Something tells me he never bet on the outcome of a photo finish.

Year’s ago, I read Alex Bird’s book Life and Secrets of a Professional Punter published by Queen Anne Press in 1985.

This publication covered his years of gambling from 1946 – 1985.

Bird was a significant figure in the betting ring and very professional. His book details many stories of Grand National ante-post punts and even recounted being visited by the taxman to verify his income was truly from gambling. Bird showed his a ledger of every bet. It was accepted as fact.

However, there has always been one aspect of Alex Bird’s gambling success which just didn’t make any sense to me and made me question his ability to outwit the bookmakers. You may have questioned this ‘fact’ too.

It relates to his profitable strategy of betting on photo-finishes. As a gambler in this modern era, I’ve seem hundreds of photo-finishes on live streaming. The action stops with the horses on the line. It’s a photo-finish but who has won? Even when there is a still of the photo they are often impossible to judge. You only have to watch the betting on the exchanges to see a horse which is odds on to win is often beaten.

So how was it possible for Alex Bird to amazingly bet and win on the outcome of 500 photo finishes in a row?

Something just doesn’t ring true.

Bird must have had a bionic eye akin to the Six Million Dollar Man. Perhaps he was in fact the British version of Steve Austin, Six Million Pound Man. Bird was said to have stood at a certain angle to the finishing line, closed one eye, (said a prayer) and simply found the winner. By all accounts it was a never ending run of winners.

How or why bookmakers would be interesting in taking the bets from someone who simply never lost, I don’t know. I guess that bionic eye put them in some kind of hypnotic trance. Or he dazzled them with a highly polished spoon from Uri Geller’s draw.

Yes, it was a bent spoon.

Perhaps he spread the bets around so no one twigged that his bionic eye could spot the difference between a pixel or two even before pixels had been invented.

I like to think the best of people but how could someone pick the winner of 500 photo-finishes at a crowded racecourse? I doubt anyone would have an 80% strike rate looking at stills today given an hour or so to make a decision let alone at a racecourse with all its distractions.

Well, it doesn’t come as a surprise to learn that some people have questioned his success by saying he was actually given the nod before the stewards’ announcement.
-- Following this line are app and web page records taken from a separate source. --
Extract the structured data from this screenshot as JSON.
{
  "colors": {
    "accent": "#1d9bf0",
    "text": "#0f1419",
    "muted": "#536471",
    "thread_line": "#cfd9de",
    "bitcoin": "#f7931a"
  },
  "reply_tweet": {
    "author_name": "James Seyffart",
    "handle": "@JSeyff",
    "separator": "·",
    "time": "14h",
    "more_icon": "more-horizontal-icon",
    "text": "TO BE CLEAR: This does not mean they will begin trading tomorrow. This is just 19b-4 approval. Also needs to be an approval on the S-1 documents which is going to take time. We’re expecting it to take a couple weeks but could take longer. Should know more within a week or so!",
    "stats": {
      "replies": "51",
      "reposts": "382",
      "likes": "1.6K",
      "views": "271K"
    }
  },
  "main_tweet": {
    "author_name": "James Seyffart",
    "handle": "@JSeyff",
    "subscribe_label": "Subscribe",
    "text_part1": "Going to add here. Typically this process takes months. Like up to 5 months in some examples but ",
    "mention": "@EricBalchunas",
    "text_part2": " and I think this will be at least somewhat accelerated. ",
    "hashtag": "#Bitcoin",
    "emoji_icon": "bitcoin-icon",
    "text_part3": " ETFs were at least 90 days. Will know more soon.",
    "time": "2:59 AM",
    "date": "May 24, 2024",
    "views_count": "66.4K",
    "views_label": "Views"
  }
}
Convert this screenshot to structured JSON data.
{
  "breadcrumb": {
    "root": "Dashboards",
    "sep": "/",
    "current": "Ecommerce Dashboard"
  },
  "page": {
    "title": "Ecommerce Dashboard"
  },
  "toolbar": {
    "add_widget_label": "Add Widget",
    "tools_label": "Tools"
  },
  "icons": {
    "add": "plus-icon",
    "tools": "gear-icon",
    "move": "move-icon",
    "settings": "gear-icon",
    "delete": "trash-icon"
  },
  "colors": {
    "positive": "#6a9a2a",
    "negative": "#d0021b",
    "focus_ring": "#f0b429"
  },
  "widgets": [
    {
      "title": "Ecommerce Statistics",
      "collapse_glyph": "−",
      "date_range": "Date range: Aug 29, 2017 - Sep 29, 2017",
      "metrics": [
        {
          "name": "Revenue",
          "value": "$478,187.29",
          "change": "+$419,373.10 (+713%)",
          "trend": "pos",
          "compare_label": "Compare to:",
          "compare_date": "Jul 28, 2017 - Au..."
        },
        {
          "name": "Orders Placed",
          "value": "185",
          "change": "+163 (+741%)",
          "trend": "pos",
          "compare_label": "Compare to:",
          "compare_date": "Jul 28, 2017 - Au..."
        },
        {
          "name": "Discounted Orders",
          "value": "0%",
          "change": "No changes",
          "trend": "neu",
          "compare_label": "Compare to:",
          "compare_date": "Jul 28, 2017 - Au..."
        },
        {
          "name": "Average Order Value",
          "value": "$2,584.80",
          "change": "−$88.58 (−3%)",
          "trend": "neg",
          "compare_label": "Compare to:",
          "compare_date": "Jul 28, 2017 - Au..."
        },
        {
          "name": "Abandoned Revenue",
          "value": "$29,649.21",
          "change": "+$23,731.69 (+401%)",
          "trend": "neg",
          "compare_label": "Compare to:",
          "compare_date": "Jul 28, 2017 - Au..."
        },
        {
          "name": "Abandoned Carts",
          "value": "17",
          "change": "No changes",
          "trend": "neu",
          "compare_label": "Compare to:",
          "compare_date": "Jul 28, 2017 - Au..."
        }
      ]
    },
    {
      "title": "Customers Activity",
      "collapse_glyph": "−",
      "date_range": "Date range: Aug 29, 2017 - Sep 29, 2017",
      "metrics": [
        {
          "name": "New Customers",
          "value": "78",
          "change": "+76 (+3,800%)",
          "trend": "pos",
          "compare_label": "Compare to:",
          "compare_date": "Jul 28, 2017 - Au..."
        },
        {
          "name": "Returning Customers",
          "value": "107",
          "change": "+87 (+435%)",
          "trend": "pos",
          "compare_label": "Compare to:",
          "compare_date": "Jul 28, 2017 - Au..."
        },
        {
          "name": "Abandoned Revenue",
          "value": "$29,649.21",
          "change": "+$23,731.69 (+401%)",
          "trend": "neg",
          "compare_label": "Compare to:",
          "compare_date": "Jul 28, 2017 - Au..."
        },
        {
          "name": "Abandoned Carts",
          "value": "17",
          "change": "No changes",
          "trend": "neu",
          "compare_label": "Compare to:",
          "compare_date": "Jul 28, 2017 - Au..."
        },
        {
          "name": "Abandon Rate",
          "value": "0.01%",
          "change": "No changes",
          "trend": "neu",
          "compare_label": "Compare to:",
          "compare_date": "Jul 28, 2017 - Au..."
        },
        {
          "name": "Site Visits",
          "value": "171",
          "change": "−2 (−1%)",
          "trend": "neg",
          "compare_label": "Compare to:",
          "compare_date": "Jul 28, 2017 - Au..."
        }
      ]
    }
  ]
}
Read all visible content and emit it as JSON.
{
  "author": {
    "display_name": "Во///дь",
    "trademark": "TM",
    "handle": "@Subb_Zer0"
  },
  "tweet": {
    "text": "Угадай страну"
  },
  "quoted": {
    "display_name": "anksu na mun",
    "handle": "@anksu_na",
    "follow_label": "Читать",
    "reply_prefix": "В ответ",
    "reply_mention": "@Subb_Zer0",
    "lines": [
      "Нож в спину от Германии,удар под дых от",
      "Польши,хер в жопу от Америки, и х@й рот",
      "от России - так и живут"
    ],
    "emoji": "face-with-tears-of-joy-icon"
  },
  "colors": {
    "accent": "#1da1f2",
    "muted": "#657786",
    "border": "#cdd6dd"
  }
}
I have no idea whether this is true or not.

However, if something sounds too good to be true it probably is.

I imagine instead of Bird looking at the finishing line, he was more likely looking in a different direction altogether.

Alex Bird died in December 1991.